* _INFORMATION PROVIDED_:
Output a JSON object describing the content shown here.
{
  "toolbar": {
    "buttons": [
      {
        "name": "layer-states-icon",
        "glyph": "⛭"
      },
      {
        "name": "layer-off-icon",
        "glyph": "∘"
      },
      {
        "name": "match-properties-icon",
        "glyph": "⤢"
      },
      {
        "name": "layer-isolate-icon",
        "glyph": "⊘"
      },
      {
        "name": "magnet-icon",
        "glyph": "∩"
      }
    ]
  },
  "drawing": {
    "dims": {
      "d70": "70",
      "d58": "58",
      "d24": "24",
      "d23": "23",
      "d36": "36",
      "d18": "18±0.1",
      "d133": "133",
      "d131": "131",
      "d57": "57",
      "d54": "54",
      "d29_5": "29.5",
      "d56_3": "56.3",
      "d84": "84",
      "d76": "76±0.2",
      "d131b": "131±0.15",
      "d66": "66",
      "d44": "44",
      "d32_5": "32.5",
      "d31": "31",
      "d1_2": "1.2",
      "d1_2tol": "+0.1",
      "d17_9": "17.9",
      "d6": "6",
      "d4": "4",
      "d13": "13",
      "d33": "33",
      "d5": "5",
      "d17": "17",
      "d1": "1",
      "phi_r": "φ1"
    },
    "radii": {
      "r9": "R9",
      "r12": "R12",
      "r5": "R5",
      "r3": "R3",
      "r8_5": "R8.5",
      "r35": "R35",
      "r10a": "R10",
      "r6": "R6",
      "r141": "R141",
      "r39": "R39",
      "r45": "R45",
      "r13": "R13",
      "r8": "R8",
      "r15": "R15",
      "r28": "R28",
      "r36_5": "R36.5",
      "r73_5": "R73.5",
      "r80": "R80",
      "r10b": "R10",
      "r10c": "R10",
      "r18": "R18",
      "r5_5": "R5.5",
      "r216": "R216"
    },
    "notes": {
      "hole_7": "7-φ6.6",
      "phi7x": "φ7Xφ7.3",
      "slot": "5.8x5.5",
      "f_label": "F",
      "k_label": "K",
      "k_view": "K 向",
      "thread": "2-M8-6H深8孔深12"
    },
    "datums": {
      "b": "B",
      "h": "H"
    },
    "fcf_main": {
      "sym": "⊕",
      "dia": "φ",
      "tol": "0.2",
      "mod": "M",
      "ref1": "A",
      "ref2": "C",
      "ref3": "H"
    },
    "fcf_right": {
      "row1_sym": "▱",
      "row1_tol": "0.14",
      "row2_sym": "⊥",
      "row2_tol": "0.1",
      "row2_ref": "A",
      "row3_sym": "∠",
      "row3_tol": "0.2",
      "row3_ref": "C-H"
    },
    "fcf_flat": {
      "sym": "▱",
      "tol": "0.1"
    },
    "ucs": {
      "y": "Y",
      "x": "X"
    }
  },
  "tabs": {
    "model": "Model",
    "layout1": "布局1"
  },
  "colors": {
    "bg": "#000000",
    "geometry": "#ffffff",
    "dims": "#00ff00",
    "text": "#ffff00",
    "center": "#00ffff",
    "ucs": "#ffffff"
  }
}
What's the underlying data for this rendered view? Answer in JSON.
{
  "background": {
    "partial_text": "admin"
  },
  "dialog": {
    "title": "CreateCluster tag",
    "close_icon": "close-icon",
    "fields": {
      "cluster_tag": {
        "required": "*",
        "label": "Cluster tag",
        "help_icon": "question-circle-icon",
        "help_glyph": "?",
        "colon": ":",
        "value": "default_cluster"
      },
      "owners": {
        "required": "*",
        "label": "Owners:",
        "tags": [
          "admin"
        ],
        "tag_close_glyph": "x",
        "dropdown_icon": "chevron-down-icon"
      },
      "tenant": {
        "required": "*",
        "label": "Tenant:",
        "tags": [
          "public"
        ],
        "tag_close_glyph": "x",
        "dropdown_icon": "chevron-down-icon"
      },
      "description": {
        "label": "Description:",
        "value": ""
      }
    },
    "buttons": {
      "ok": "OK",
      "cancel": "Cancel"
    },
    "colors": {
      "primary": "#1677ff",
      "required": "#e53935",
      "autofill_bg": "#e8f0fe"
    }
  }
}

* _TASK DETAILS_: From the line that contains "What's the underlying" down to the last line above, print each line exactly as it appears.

* _ANSWER TO THIS TASK_:
What's the underlying data for this rendered view? Answer in JSON.
{
  "background": {
    "partial_text": "admin"
  },
  "dialog": {
    "title": "CreateCluster tag",
    "close_icon": "close-icon",
    "fields": {
      "cluster_tag": {
        "required": "*",
        "label": "Cluster tag",
        "help_icon": "question-circle-icon",
        "help_glyph": "?",
        "colon": ":",
        "value": "default_cluster"
      },
      "owners": {
        "required": "*",
        "label": "Owners:",
        "tags": [
          "admin"
        ],
        "tag_close_glyph": "x",
        "dropdown_icon": "chevron-down-icon"
      },
      "tenant": {
        "required": "*",
        "label": "Tenant:",
        "tags": [
          "public"
        ],
        "tag_close_glyph": "x",
        "dropdown_icon": "chevron-down-icon"
      },
      "description": {
        "label": "Description:",
        "value": ""
      }
    },
    "buttons": {
      "ok": "OK",
      "cancel": "Cancel"
    },
    "colors": {
      "primary": "#1677ff",
      "required": "#e53935",
      "autofill_bg": "#e8f0fe"
    }
  }
}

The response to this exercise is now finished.